_YOUR OBJECTIVE_
Below are the records. List every line holding the word "name".

————————

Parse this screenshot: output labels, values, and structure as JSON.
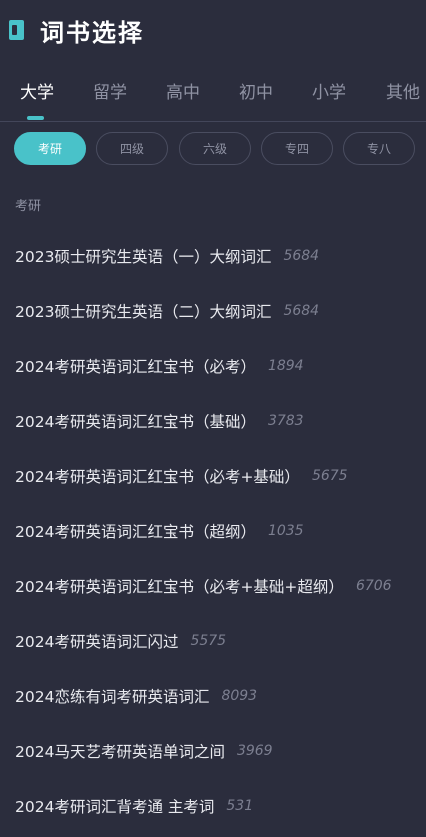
{
  "header": {
    "title": "词书选择",
    "icon": "book-icon"
  },
  "tabs": [
    {
      "label": "大学",
      "active": true
    },
    {
      "label": "留学",
      "active": false
    },
    {
      "label": "高中",
      "active": false
    },
    {
      "label": "初中",
      "active": false
    },
    {
      "label": "小学",
      "active": false
    },
    {
      "label": "其他",
      "active": false
    }
  ],
  "chips": [
    {
      "label": "考研",
      "active": true
    },
    {
      "label": "四级",
      "active": false
    },
    {
      "label": "六级",
      "active": false
    },
    {
      "label": "专四",
      "active": false
    },
    {
      "label": "专八",
      "active": false
    }
  ],
  "section": {
    "label": "考研"
  },
  "books": [
    {
      "name": "2023硕士研究生英语（一）大纲词汇",
      "count": "5684"
    },
    {
      "name": "2023硕士研究生英语（二）大纲词汇",
      "count": "5684"
    },
    {
      "name": "2024考研英语词汇红宝书（必考）",
      "count": "1894"
    },
    {
      "name": "2024考研英语词汇红宝书（基础）",
      "count": "3783"
    },
    {
      "name": "2024考研英语词汇红宝书（必考+基础）",
      "count": "5675"
    },
    {
      "name": "2024考研英语词汇红宝书（超纲）",
      "count": "1035"
    },
    {
      "name": "2024考研英语词汇红宝书（必考+基础+超纲）",
      "count": "6706"
    },
    {
      "name": "2024考研英语词汇闪过",
      "count": "5575"
    },
    {
      "name": "2024恋练有词考研英语词汇",
      "count": "8093"
    },
    {
      "name": "2024马天艺考研英语单词之间",
      "count": "3969"
    },
    {
      "name": "2024考研词汇背考通 主考词",
      "count": "531"
    }
  ],
  "colors": {
    "background": "#2b2d3d",
    "accent": "#49c2c9",
    "muted": "#8f92a3"
  }
}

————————

_OUTPUT OF THE EXERCISE_
      "name": "2023硕士研究生英语（一）大纲词汇",
      "name": "2023硕士研究生英语（二）大纲词汇",
      "name": "2024考研英语词汇红宝书（必考）",
      "name": "2024考研英语词汇红宝书（基础）",
      "name": "2024考研英语词汇红宝书（必考+基础）",
      "name": "2024考研英语词汇红宝书（超纲）",
      "name": "2024考研英语词汇红宝书（必考+基础+超纲）",
      "name": "2024考研英语词汇闪过",
      "name": "2024恋练有词考研英语词汇",
      "name": "2024马天艺考研英语单词之间",
      "name": "2024考研词汇背考通 主考词",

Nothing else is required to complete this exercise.